You can read more about Help To Buy here.

Benefits For First Time Buyers

If you are a first time buyer and aged between 18 and 39 you may be entitled to get up to £32,000 of funding through the government if you open a new Lifetime ISA. You may recall this launching in 2017. Essentially you can save up to £4,000 a year (by depositing a lump sum or by saving as and when). The government will then add a 25% bonus on top fof that if you use the funds to purchase your first home. So for example – if you save £4,000 your total will actually be £5,000 and that’s before any interest has accrued too.

How Much Does It Cost To Buy A House

So you’ve done all your research into lending and deposits and you’ve started house hunting (I’ll go more in to that shortly) but how much does it really cost to buy a house?

Here is around up of fees you should consider:
• If you’re using a mortgage advisor you may have fees for them – these are often absorbed by lenders but always check with your advisor upfront.
• Valuation fee – You pay this to your mortgage lender upfront and it can be between £200 – £500.
• Arrangement fee – This is to set up your mortgage and is typically about £1000. It can be added on to your loan if you choose.
• Legal/solicitors fees – Your fees are made up of several factors including your stamp duty fee, mortgage application review, local search fees, land registry fee, possibly a fee for processing a gifted deposit if that applies to you and identity search fees. Legal fees typically come in somewhere between £850 – £1000.
• Surveys (where they are looking for subsidence/damp/structural issues etc) – these can come in anywhere between £300 – £700 and depending on the type of house you’re buying you might need more than one.
• Your mortgage company is likely to charge you a telegraphic transfer fee of around £25.
• Removal fees – If you’re looking to hire a decent sized van and move yourself you could be looking to spend about £60+ a day or for a professional move, possibly where the movers pack your stuff and dismantle and rebuild furniture you could be looking at upwards of £700 depending on how much you have to move.
• Furnishing – If you’re moving into your first home or even a new one where existing fixtures/fittings/furniture doesn’t fit you will need to kit it out so allow budget for furnishings as well.
• Home repairs – if after viewing you know there is work that will be required at the property try and get quotes for all of these jobs before committing so you can make sure at least the most urgent jobs can be accommodated in to your budget.

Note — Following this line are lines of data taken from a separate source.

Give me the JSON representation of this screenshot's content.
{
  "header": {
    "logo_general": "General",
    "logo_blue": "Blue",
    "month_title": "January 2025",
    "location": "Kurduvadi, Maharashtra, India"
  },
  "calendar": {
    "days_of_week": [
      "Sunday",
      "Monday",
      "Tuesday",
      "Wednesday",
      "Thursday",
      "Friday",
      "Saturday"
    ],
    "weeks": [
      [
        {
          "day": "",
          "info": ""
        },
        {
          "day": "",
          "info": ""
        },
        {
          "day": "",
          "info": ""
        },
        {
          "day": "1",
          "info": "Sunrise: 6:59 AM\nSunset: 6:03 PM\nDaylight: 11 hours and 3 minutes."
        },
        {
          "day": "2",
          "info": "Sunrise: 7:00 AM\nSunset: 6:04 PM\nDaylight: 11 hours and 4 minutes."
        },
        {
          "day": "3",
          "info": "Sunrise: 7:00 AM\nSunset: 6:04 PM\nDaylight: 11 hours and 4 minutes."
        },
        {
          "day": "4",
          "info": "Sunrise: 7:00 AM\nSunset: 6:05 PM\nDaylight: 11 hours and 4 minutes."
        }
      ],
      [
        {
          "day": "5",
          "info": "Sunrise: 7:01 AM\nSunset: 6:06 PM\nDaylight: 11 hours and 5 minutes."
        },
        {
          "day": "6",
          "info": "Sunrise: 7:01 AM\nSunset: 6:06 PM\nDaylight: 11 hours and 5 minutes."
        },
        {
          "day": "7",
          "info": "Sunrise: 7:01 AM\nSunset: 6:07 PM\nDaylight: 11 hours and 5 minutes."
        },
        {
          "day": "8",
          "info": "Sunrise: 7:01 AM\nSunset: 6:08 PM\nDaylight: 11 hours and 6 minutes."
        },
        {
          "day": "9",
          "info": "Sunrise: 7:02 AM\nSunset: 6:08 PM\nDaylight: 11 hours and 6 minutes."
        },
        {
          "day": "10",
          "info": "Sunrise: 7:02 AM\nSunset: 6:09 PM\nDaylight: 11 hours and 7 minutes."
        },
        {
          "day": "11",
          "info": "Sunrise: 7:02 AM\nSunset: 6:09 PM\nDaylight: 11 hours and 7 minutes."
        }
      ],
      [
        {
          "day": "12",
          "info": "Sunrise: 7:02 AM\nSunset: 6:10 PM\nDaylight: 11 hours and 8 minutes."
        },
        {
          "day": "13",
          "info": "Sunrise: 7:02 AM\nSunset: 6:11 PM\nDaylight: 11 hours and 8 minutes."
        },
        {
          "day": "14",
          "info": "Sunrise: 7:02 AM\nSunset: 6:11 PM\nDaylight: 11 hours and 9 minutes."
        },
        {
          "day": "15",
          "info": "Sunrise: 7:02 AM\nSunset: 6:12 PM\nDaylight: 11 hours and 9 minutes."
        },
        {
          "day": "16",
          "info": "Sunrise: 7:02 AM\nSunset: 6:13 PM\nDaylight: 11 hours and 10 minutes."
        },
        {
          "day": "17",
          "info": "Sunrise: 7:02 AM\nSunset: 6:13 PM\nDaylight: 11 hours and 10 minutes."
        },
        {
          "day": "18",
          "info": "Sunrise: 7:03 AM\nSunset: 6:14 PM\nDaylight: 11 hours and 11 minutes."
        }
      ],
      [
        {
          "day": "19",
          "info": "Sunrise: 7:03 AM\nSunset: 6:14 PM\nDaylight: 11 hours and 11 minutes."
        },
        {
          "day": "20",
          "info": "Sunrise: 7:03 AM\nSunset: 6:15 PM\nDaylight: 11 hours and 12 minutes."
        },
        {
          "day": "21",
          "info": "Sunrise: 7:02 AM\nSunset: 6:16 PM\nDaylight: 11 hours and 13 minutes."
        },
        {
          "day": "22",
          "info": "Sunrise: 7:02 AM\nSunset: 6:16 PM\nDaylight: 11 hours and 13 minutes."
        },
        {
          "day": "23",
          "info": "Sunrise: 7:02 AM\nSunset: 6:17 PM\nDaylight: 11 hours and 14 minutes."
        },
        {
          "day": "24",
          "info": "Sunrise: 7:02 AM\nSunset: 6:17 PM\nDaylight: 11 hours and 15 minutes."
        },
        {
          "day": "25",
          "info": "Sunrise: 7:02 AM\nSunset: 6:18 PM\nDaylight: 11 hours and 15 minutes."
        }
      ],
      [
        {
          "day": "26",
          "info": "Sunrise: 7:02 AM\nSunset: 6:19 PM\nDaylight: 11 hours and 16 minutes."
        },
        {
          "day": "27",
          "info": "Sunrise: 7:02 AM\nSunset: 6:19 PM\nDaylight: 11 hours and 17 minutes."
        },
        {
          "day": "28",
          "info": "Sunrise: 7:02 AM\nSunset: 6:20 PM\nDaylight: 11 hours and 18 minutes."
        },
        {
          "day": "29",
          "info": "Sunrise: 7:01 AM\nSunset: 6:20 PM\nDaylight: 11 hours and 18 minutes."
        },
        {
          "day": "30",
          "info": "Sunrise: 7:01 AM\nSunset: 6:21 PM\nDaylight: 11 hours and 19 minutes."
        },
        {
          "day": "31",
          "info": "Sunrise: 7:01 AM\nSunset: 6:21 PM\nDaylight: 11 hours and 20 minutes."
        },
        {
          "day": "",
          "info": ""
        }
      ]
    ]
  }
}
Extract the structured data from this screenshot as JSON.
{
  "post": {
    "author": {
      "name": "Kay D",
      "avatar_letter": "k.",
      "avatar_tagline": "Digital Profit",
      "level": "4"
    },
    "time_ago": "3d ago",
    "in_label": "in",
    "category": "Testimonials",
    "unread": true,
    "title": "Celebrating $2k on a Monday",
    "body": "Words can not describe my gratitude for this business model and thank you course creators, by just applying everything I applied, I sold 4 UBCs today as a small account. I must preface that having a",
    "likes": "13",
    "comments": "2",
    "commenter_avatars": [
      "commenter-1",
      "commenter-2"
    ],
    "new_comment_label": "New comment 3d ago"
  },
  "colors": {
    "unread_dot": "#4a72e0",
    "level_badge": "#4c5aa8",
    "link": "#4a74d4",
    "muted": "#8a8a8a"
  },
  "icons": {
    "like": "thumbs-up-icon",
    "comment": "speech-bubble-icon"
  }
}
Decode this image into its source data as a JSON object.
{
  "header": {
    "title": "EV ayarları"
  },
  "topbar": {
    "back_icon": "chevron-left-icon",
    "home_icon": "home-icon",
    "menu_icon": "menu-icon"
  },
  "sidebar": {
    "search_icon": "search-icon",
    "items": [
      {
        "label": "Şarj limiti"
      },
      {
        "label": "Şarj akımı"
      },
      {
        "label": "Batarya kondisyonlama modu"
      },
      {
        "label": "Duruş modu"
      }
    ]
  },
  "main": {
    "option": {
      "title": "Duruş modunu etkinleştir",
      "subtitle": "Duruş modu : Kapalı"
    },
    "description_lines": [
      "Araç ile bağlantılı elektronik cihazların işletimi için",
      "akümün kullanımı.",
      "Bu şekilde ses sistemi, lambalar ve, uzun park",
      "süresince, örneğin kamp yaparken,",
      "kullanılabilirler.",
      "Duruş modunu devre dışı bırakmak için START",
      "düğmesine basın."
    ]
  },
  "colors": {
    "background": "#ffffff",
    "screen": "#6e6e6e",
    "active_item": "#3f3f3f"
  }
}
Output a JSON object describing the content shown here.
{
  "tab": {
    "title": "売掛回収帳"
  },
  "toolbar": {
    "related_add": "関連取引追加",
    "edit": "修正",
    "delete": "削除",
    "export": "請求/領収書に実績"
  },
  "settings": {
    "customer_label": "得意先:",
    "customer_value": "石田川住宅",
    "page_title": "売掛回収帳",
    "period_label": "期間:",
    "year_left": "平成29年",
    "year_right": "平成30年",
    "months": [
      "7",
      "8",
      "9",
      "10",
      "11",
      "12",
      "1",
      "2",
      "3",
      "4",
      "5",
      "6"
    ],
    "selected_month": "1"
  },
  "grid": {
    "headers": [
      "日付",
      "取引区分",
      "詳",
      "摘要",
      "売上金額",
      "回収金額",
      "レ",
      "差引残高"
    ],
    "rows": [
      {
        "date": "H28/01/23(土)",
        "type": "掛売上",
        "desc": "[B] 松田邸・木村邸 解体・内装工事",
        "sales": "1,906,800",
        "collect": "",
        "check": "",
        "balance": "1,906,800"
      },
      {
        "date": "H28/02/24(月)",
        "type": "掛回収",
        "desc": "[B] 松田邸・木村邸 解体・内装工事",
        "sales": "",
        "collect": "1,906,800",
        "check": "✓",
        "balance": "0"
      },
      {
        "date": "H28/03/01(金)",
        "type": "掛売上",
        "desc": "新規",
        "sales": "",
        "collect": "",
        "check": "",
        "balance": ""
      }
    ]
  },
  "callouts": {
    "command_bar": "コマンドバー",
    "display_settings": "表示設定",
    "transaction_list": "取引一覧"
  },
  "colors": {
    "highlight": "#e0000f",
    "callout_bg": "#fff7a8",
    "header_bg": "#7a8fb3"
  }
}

With all these costs it’s really important to make sure you have some savings to see you comfortably through the ew months before, during and after sorting your house purchase. You are asked to shell out £400 for a valuation here and £300 for searches there your funds may soon deplete so make sure you have enough to see the full process through.

How Much Is Stamp Duty

If you’re a first time buyer you will be exempt from paying stamp duty on properties up to a value of £300,000. (You can find out more about stamp duty relief here). If you’re not a first time buyer you will pay stamp duty on properties with a purchase prince of £125,000 or more. Our stamp duty is being dealt with by our Solicitor so I presume that is the norm. You don’t need to do anything separately for it.

You can find a stamp duty calculator here to work out how much yours would be.

I have made this handy Buying A House timeline that you can pin to remind yourself of the steps involved. It includes asking questions when you go to view houses that you really like… You can see what we think are ten really important ones to ask here.



I hope if you’re thinking of buying sometime soon that this has been helpful and as always I’m sure our wonderful community will pitch in below with anything I might have missed or any great tips to consider when buying a home. If you want to know more about the exchange period and how long that might take you can read Lauren’s really helpful post here. There is tonnes of reader insight to read through too.